https://repository.stcloudstate.edu/edad_etds/12
Author(s):
DeWitt, William S
Tags:
Parental Involvement; Online Schools; Truancy; Communicating; Learning at Home
thesis / dissertation description
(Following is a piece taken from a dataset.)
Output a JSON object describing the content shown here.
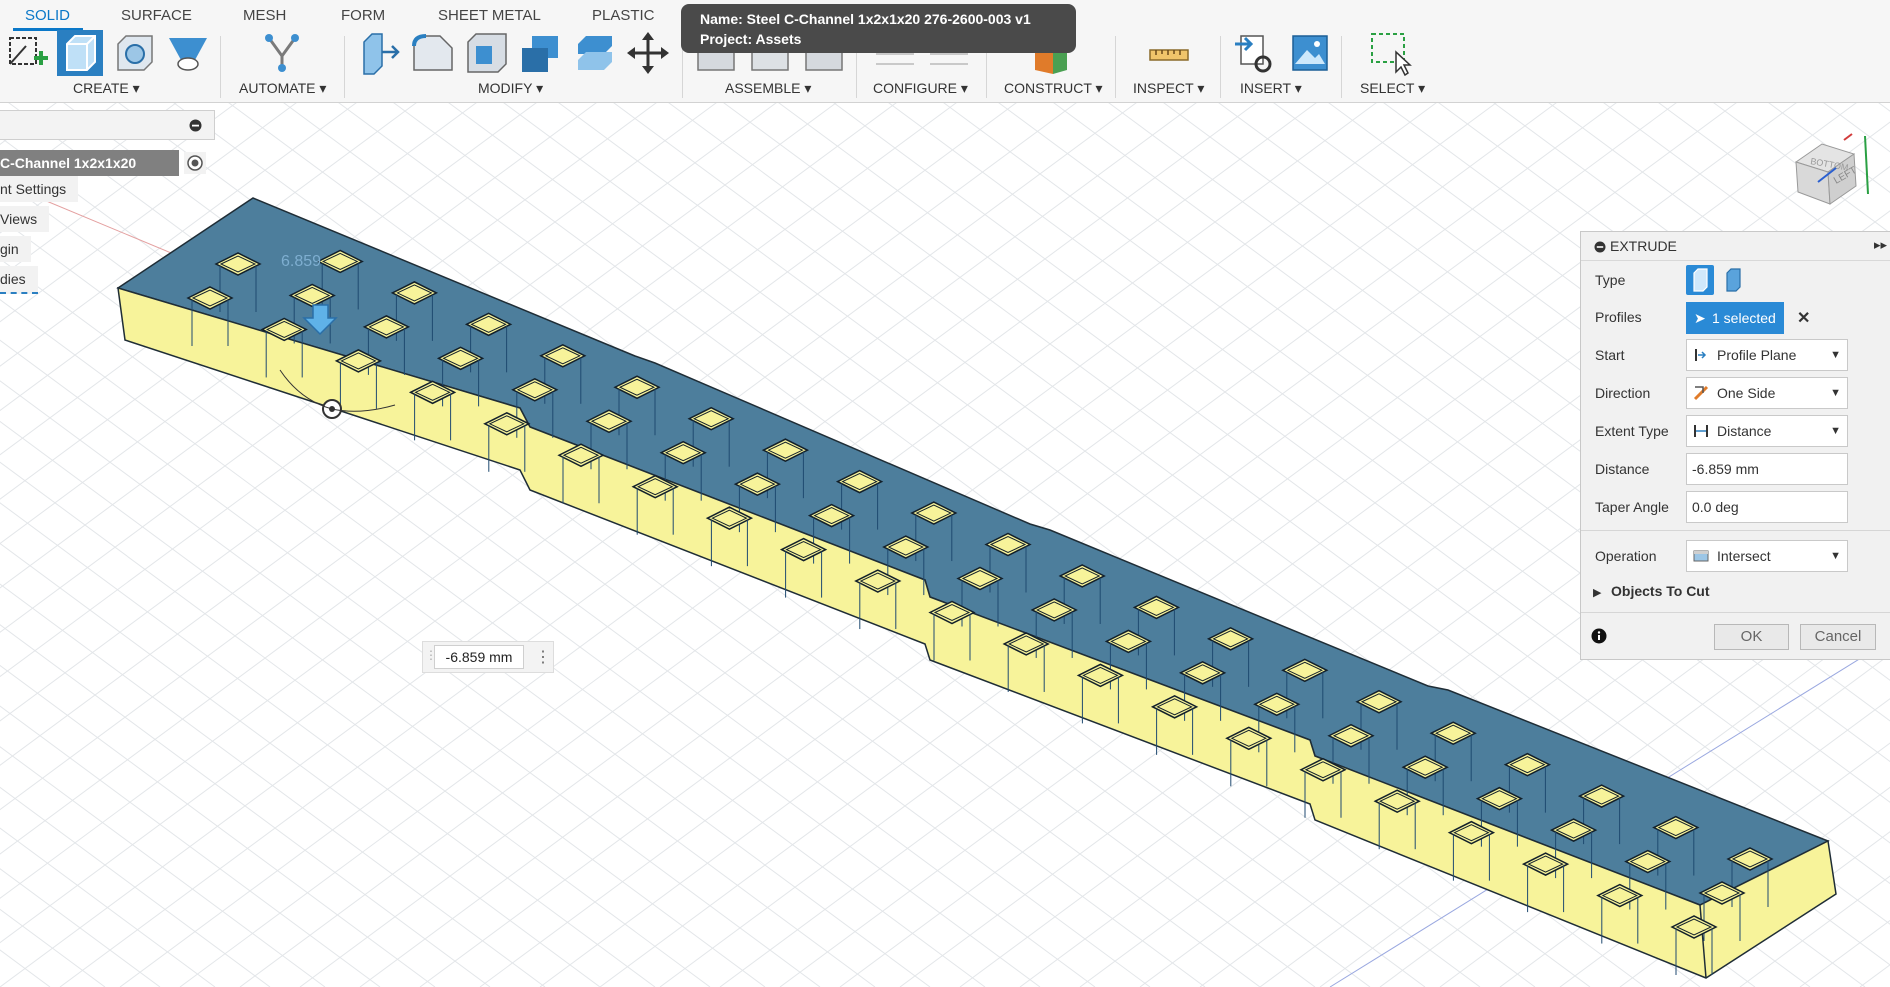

AbstractThe purpose of this study was to determine the existence of parental involvement practices and successes or difficulties experienced with those practices–as reported by directors–in selected Minnesota online schools. The study was undertaken because, in a review of the research and related literature, it was clear that the resources and knowledge to implement quality parental involvement practices existed, but this may not have meant they were being implemented. Student achievement in Minnesota Online Schools appeared lower than traditional schools. However, no studies existed that documented the parental involvement practices that were in place or the successes and difficulties experienced with parental involvement in Minnesota’s Online Schools.The study utilized Epstein’s (1995; Epstein et al., 2008) framework of six types of involvement to classify and examine collected data. The study was designed as a comparative case study, which examined a total of seven online school sites in Minnesota that served students in grades K-12. Data was collected through the use of case study and interview protocols, and included document collection and examination. The study was designed and conducted with a joint researcher to form a case study team.Some of the study findings included; the prevalence of Communication and Learning at Home parental involvement types–taken from Epstein’s (1995; Epstein et al., 2008) framework, numerous newly documented practices and also common shared practices–such as required numbers of teacher-parent contacts and conferences, and reported successful involvement practices for online schools–such as in person meetings or orientation sessions, as well as reported difficulties. Notably, a major difficulty across the study’s school sites was revealed in the area of county truancy support. Recommendations for future research and current practice are made in the final chapter of the study.